ULI Trustee Diana Reid of Pittsburgh, who was the chair of the 2021 ULI Hines jury, remarked on the participants’ ability to rise to the challenge of remote collaboration.

“Even though teams weren’t able to meet in person, they produced proposals that were every bit as sophisticated as in prior years,” she said. “It was inspiring for the jurors to see the next generation of the real estate industry. Ultimately, the final four teams had a strong vision aligned with the challenge, balanced urban design with financial feasibility, demonstrated teamwork, and showed potential to improve on their original proposals in the finals.”
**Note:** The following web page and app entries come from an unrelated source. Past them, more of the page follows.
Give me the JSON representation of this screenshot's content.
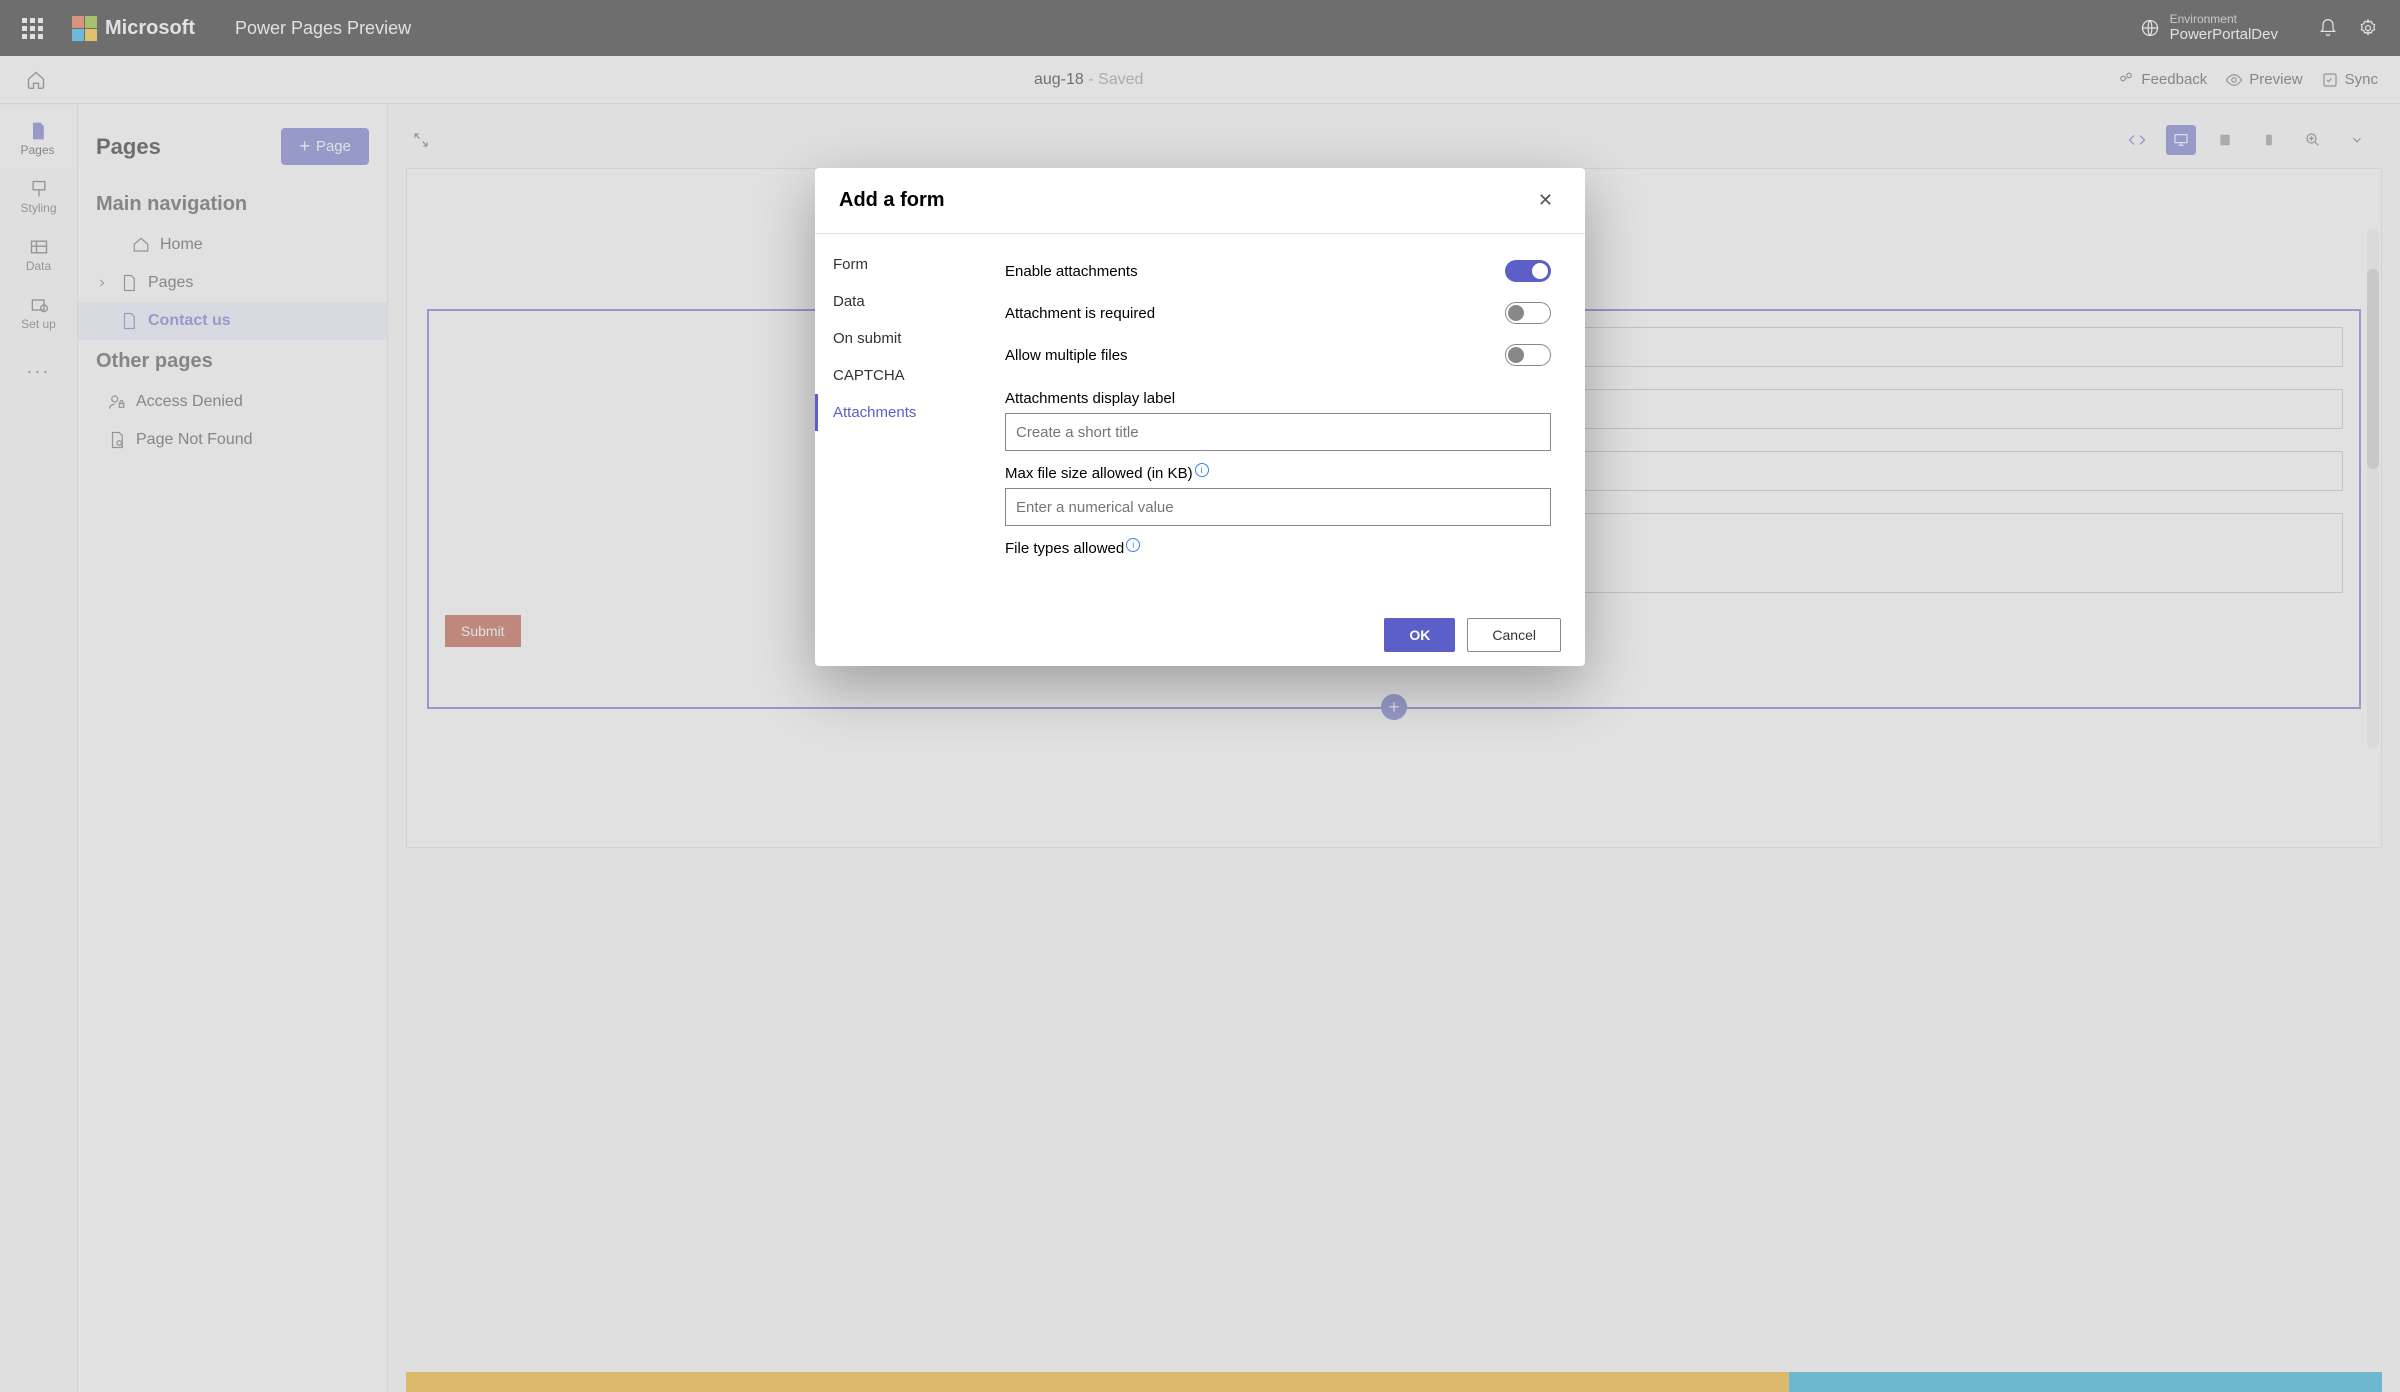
{
  "header": {
    "brand": "Microsoft",
    "product": "Power Pages Preview",
    "env_label": "Environment",
    "env_name": "PowerPortalDev"
  },
  "subheader": {
    "page_name": "aug-18",
    "status": " - Saved",
    "actions": {
      "feedback": "Feedback",
      "preview": "Preview",
      "sync": "Sync"
    }
  },
  "rail": {
    "pages": "Pages",
    "styling": "Styling",
    "data": "Data",
    "setup": "Set up"
  },
  "side": {
    "title": "Pages",
    "add_page": "Page",
    "nav_title": "Main navigation",
    "items": {
      "home": "Home",
      "pages": "Pages",
      "contact": "Contact us"
    },
    "other_title": "Other pages",
    "other_items": {
      "denied": "Access Denied",
      "notfound": "Page Not Found"
    }
  },
  "form_canvas": {
    "submit": "Submit"
  },
  "modal": {
    "title": "Add a form",
    "nav": {
      "form": "Form",
      "data": "Data",
      "onsubmit": "On submit",
      "captcha": "CAPTCHA",
      "attachments": "Attachments"
    },
    "settings": {
      "enable_attachments": "Enable attachments",
      "attachment_required": "Attachment is required",
      "allow_multiple": "Allow multiple files",
      "display_label": "Attachments display label",
      "display_placeholder": "Create a short title",
      "max_size": "Max file size allowed (in KB)",
      "max_size_placeholder": "Enter a numerical value",
      "file_types": "File types allowed"
    },
    "footer": {
      "ok": "OK",
      "cancel": "Cancel"
    }
  }
}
Nine entries received honorable-mention recognition: East Village Link from the University of Calgary; reRoot from the Ohio State University; the Bowline from Columbia University in the City of New York; the Combine from the University of Cincinnati; the Junction from Cornell University; the KC Knot from Carnegie Mellon University; the Prairie from the University of Miami and the University of California, Berkeley; the Spine from the University of Waterloo and the University of Toronto; and the Weave from the University of California, Berkeley.

During the last phase of the competition, the finalist teams will have the opportunity to expand their original projects and provide more detail for their plans. The finalists will meet with local stakeholders on March 5 to learn even more about the site and city, and present to a rehearsal jury on March 19. At the finals on April 8, each team will deliver its presentations in front of the same jury of ULI members that selected the finalists, and the jury will select the winning team that day. The winning team will receive a $50,000 prize, with $5,000 of the total going to the university or universities the team represents. Each of the remaining three finalist teams will receive $10,000.
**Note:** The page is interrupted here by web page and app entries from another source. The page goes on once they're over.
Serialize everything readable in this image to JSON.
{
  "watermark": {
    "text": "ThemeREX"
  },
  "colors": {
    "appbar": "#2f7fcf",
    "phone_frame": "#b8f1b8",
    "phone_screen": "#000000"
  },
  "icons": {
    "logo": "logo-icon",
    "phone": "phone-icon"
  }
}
The competition jury consists of renowned experts from diverse backgrounds in commercial real estate, land use, and design. In addition to the jury chair, Diana Reid, members of the jury are: Randy Bredar, senior vice president, JE Dunn Construction, Kansas City, Missouri; Lynn Carlton, vice president, regional planning, HOK, Kansas City, Missouri; Fernando Costa, assistant city manager, city of Fort Worth, Texas; John Gilmore, managing director, Walker & Dunlop, New York City; Kona Gray, principal, EDSA, Fort Lauderdale, Florida; Veronica Hackett, principal, the Clarett Group, New York City; Faron A. Hill, founder and president, Peregrine Oak, Atlanta; Steve Kenat, principal, GBBN, Cincinnati, Ohio; Jill McCarthy, senior vice president, Kansas City Area Development Council, Kansas City, Missouri; Susan Meaney, senior adviser, KSL Capital Partners, San Francisco; Joe Perry, vice president, Port KC, Kansas City, Missouri; Geeti Silwal, principal, Perkins+Will, San Francisco; Amy Slattery, founder and chief executive officer, Odimo, Kansas City, Missouri; Lauren Standish, vice president, HGOR, Atlanta; Margaret Wylde, chief executive officer, ProMatura Group LLC, Oxford, Mississippi.
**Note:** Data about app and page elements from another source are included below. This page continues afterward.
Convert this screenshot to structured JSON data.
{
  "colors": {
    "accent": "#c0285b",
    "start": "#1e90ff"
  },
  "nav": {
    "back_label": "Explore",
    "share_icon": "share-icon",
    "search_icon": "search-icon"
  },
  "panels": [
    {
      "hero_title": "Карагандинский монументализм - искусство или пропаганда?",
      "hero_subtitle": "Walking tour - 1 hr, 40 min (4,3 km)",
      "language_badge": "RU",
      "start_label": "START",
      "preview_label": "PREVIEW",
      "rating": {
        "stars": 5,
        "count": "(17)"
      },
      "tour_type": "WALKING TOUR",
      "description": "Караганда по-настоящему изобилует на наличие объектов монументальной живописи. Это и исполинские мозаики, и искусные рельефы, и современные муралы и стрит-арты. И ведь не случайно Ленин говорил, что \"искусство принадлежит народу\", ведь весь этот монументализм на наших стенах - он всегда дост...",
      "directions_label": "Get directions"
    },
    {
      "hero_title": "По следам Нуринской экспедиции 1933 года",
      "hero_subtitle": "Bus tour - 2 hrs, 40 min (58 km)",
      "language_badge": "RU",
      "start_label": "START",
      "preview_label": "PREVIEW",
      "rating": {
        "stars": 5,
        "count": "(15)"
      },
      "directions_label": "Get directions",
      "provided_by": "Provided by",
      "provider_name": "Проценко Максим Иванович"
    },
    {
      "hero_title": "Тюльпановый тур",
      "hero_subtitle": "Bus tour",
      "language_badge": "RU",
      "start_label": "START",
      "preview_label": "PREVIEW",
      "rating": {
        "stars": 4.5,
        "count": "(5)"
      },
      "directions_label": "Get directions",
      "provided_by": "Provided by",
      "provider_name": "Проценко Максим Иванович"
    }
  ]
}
The ULI Hines Student Competition was created with a generous endowment from longtime ULI leader Gerald Hines, the late founder of the Hines real estate organization. The program is part of an ongoing ULI effort to raise interest among young people in creating better communities and improving urban development patterns. The competition encourages cooperation and teamwork—necessary talents in the planning, design, and development of sustainable communities—among future land use professionals and allied professions. More information about the 2021 competition is available online.